By William Qualkinbush
CLEMSON — Sometimes wins and losses can get in the way of understanding the achievement of a team relative to expectations and external factors. In a what-have-you-done-for-me-lately society, long-term growth and sustainability are often shunned in favor of the quick fix.
In spite of an uncharacteristic loss prior to the Sweet 16 in the NCAA Tournament, Clemson women’s tennis coach Nancy Harris lauded her team’s resilience to overcome adversity and play its best games toward the end of the season.
“We never gave up,” she said. “That’s one of the things we preach. No matter what the odds are, you give your best, and what’s meant to be will be. But if you’re not always giving 100 percent, you put yourself in a position where you don’t have a chance to win.”
The Tigers’ season was not a failure by any measure. On the contrary, facing one of the nation’s toughest schedules, Harris’ squad amassed a 16-10 record and finished fourth in the Atlantic Coast Conference.

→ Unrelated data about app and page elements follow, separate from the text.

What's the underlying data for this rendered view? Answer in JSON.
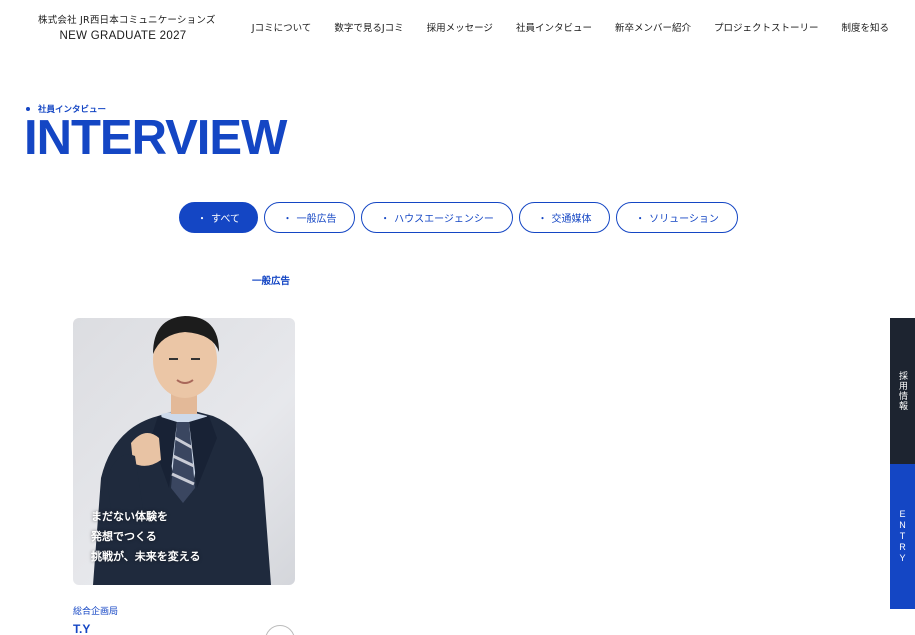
{
  "header": {
    "company": "株式会社 JR西日本コミュニケーションズ",
    "subtitle": "NEW GRADUATE 2027",
    "nav": [
      "Jコミについて",
      "数字で見るJコミ",
      "採用メッセージ",
      "社員インタビュー",
      "新卒メンバー紹介",
      "プロジェクトストーリー",
      "制度を知る"
    ]
  },
  "heading": {
    "eyebrow": "社員インタビュー",
    "title": "INTERVIEW"
  },
  "filters": {
    "bullet": "・",
    "items": [
      "すべて",
      "一般広告",
      "ハウスエージェンシー",
      "交通媒体",
      "ソリューション"
    ],
    "active_index": 0
  },
  "card": {
    "category": "一般広告",
    "caption": [
      "まだない体験を",
      "発想でつくる",
      "挑戦が、未来を変える"
    ],
    "department": "総合企画局",
    "name": "T.Y"
  },
  "side": {
    "recruit": "採用情報",
    "entry": "ENTRY"
  },
  "colors": {
    "accent": "#1446c4",
    "side_dark": "#1d2430"
  }
}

But all season long, Harris could feel there was something missing—some piece of the puzzle that kept the team from being truly elite.
“When the entire team played well at the same time, they were a top five team,” she said. “That’s how good they were when they were all connecting and playing well at the same time.
“It just seemed that they could never get a rhythm. They could never get in sync as a team. That was really my biggest challenge.”
It is difficult to achieve when there is a lack of continuity within the leadership structure of a team. Such was the case with the Clemson women’s team this season due to a rash of injuries to senior Josipa Bek, who set the all-time wins record in her final match against Georgia in the second round of the national tournament.
“That youngster never gave up,” Harris said. I just couldn’t tell you how proud I am of her. Jo has always played at Clemson with her back against the wall and been able to come up with a win.”
In Bek’s absence, fellow senior Keri Wong filled the void with a 24-12 singles record. Bek and Wong teamed up to give Clemson its first top-ranked doubles team in history this season. Harris referred to them as “two seniors we will never forget.” Senior Nelly Ciolkowski also chipped in 20 victories for the Tigers this season.
There were ample opportunities for young players to step up and take on responsibility this season, and Harris was pleased with the way her freshmen responded. Beatrice Gumulya won her final 11 matches of the season—an impressive feat for any player—and fellow freshman Romy Kolzer scored against the Bulldogs in the season’s final match.
“The freshmen, I think, were very inspiring to the rest of the team,” Harris said. “That helped our seniors and the rest of the team continue to battle through some of those difficult times.”
In addition, sophomore Klara Vyskocilova was an all-conference performer and a versatile player that filled four slots at different times this season. She and the other returners have a chance to bring about continual improvement in the women’s tennis program at Clemson, just as long as luck turns to their side next season.